Both Sixx and also Zutaut detailed that they witnessed objects levitating and also flying approximately the bassist's home, which he shared with Lita Ford. Explicate one particularly disturbing visit, the A&R rep said he "freaked out" after see a knife and fork increase off a table and stick into the ceiling: "''There is no much more 'Shout v the Devil,'" the told Sixx. "'If you keep shouting v the devil, you're walk to get killed.'"
So, the album — and that signature title monitor — were issued under the revised name. "We tell these religious fanatics: 'Read this: 'Shout in ~ the Devil,'" Sixx stated in a 1984 TV interview, holding up the cover. "It doesn't to speak 'Shout through the Devil' — 'at the devil.' and that's why we placed the pentagram best on the front." Singer Vince Neil added, pointing to the image, "A lot of things, if you stand in the middle of it, the evil can't gain in to you."

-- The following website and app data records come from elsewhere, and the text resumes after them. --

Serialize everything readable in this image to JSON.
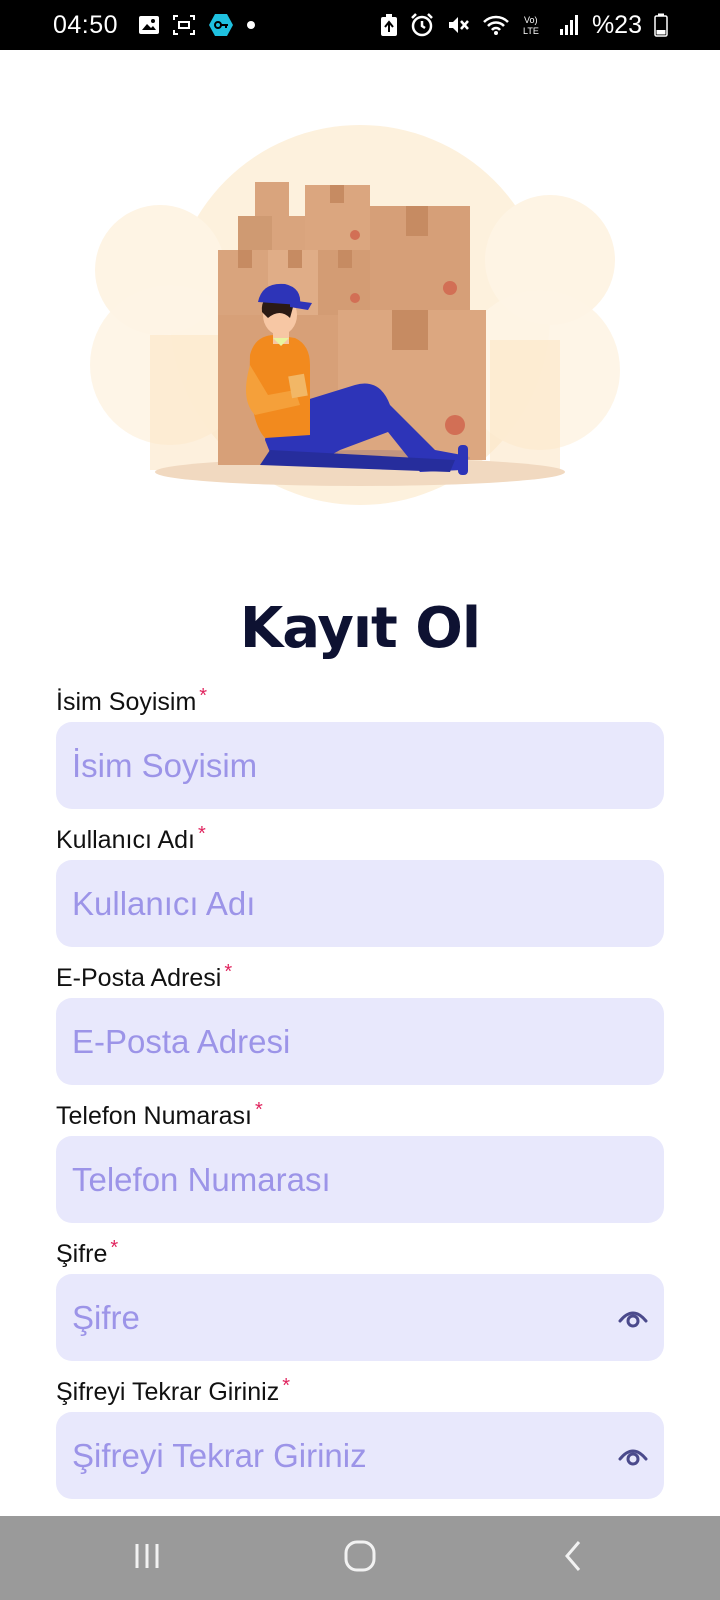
{
  "status_bar": {
    "time": "04:50",
    "battery": "%23",
    "left_icons": [
      "image-icon",
      "screenshot-icon",
      "vpn-key-icon",
      "dot-icon"
    ],
    "right_icons": [
      "battery-saver-icon",
      "alarm-icon",
      "mute-icon",
      "wifi-icon",
      "volte-icon",
      "signal-icon",
      "battery-icon"
    ]
  },
  "page": {
    "title": "Kayıt Ol"
  },
  "form": {
    "fields": [
      {
        "label": "İsim Soyisim",
        "required": "*",
        "placeholder": "İsim Soyisim",
        "value": ""
      },
      {
        "label": "Kullanıcı Adı",
        "required": "*",
        "placeholder": "Kullanıcı Adı",
        "value": ""
      },
      {
        "label": "E-Posta Adresi",
        "required": "*",
        "placeholder": "E-Posta Adresi",
        "value": ""
      },
      {
        "label": "Telefon Numarası",
        "required": "*",
        "placeholder": "Telefon Numarası",
        "value": ""
      },
      {
        "label": "Şifre",
        "required": "*",
        "placeholder": "Şifre",
        "value": "",
        "icon": "eye-icon"
      },
      {
        "label": "Şifreyi Tekrar Giriniz",
        "required": "*",
        "placeholder": "Şifreyi Tekrar Giriniz",
        "value": "",
        "icon": "eye-icon"
      }
    ]
  },
  "nav_bar": {
    "buttons": [
      "recents-icon",
      "home-icon",
      "back-icon"
    ]
  },
  "colors": {
    "input_bg": "#e8e8fc",
    "placeholder": "#9c94e8",
    "title": "#0e1232",
    "required": "#e0245e",
    "eye_icon": "#4b4a8c"
  }
}
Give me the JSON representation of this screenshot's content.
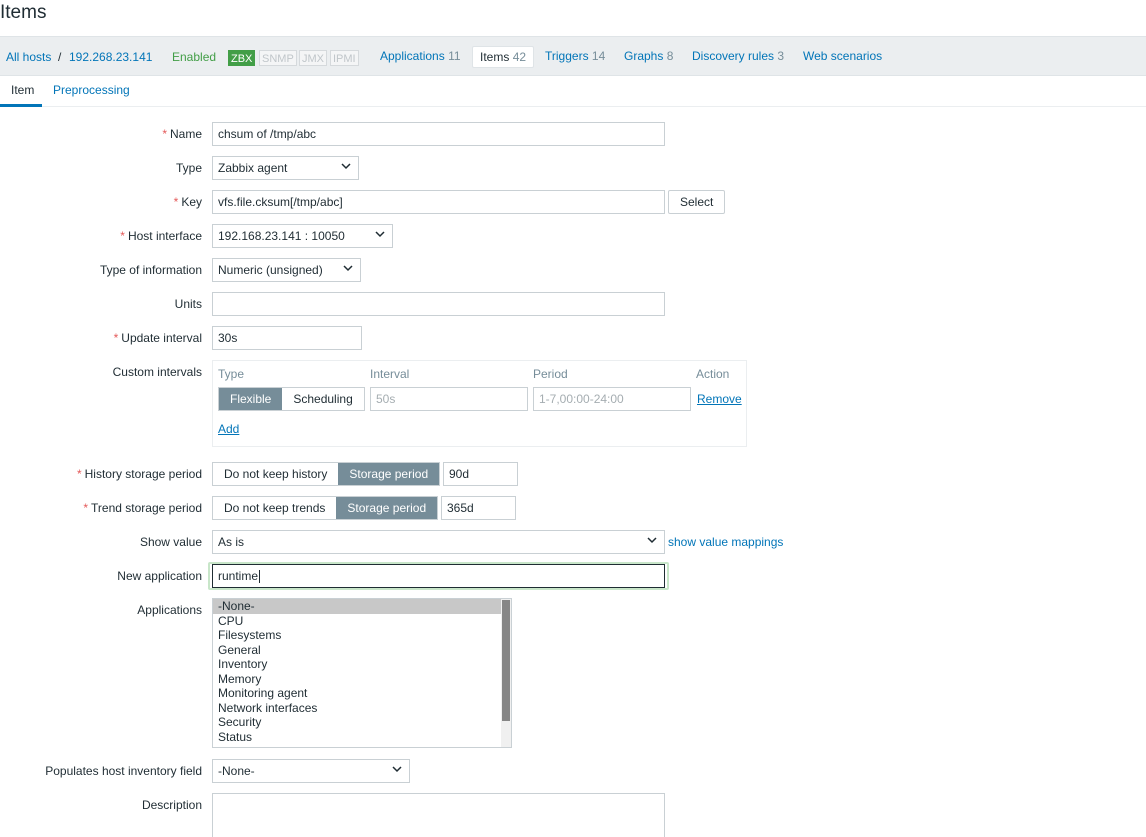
{
  "page_title": "Items",
  "hostbar": {
    "all_hosts": "All hosts",
    "separator": "/",
    "host": "192.268.23.141",
    "status": "Enabled",
    "availability": [
      "ZBX",
      "SNMP",
      "JMX",
      "IPMI"
    ],
    "tabs": [
      {
        "label": "Applications",
        "count": "11"
      },
      {
        "label": "Items",
        "count": "42"
      },
      {
        "label": "Triggers",
        "count": "14"
      },
      {
        "label": "Graphs",
        "count": "8"
      },
      {
        "label": "Discovery rules",
        "count": "3"
      },
      {
        "label": "Web scenarios",
        "count": ""
      }
    ]
  },
  "form_tabs": [
    "Item",
    "Preprocessing"
  ],
  "form": {
    "name": {
      "label": "Name",
      "value": "chsum of /tmp/abc"
    },
    "type": {
      "label": "Type",
      "value": "Zabbix agent"
    },
    "key": {
      "label": "Key",
      "value": "vfs.file.cksum[/tmp/abc]",
      "button": "Select"
    },
    "host_interface": {
      "label": "Host interface",
      "value": "192.168.23.141 : 10050"
    },
    "type_of_information": {
      "label": "Type of information",
      "value": "Numeric (unsigned)"
    },
    "units": {
      "label": "Units",
      "value": ""
    },
    "update_interval": {
      "label": "Update interval",
      "value": "30s"
    },
    "custom_intervals": {
      "label": "Custom intervals",
      "headers": {
        "type": "Type",
        "interval": "Interval",
        "period": "Period",
        "action": "Action"
      },
      "type_options": [
        "Flexible",
        "Scheduling"
      ],
      "interval_placeholder": "50s",
      "period_placeholder": "1-7,00:00-24:00",
      "remove": "Remove",
      "add": "Add"
    },
    "history": {
      "label": "History storage period",
      "options": [
        "Do not keep history",
        "Storage period"
      ],
      "value": "90d"
    },
    "trends": {
      "label": "Trend storage period",
      "options": [
        "Do not keep trends",
        "Storage period"
      ],
      "value": "365d"
    },
    "show_value": {
      "label": "Show value",
      "value": "As is",
      "link": "show value mappings"
    },
    "new_application": {
      "label": "New application",
      "value": "runtime"
    },
    "applications": {
      "label": "Applications",
      "options": [
        "-None-",
        "CPU",
        "Filesystems",
        "General",
        "Inventory",
        "Memory",
        "Monitoring agent",
        "Network interfaces",
        "Security",
        "Status"
      ]
    },
    "inventory_field": {
      "label": "Populates host inventory field",
      "value": "-None-"
    },
    "description": {
      "label": "Description",
      "value": ""
    }
  }
}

Decades later, Sixx maintains the phrase has actually a deeper meaning beyond the satanic. “It has constantly been … about pushing back," that told Entertainment Weekly in 2015 the the song. "It deserve to be about the perceived opponent at hand, the evil one inside or who on a wobbly campaign trail.”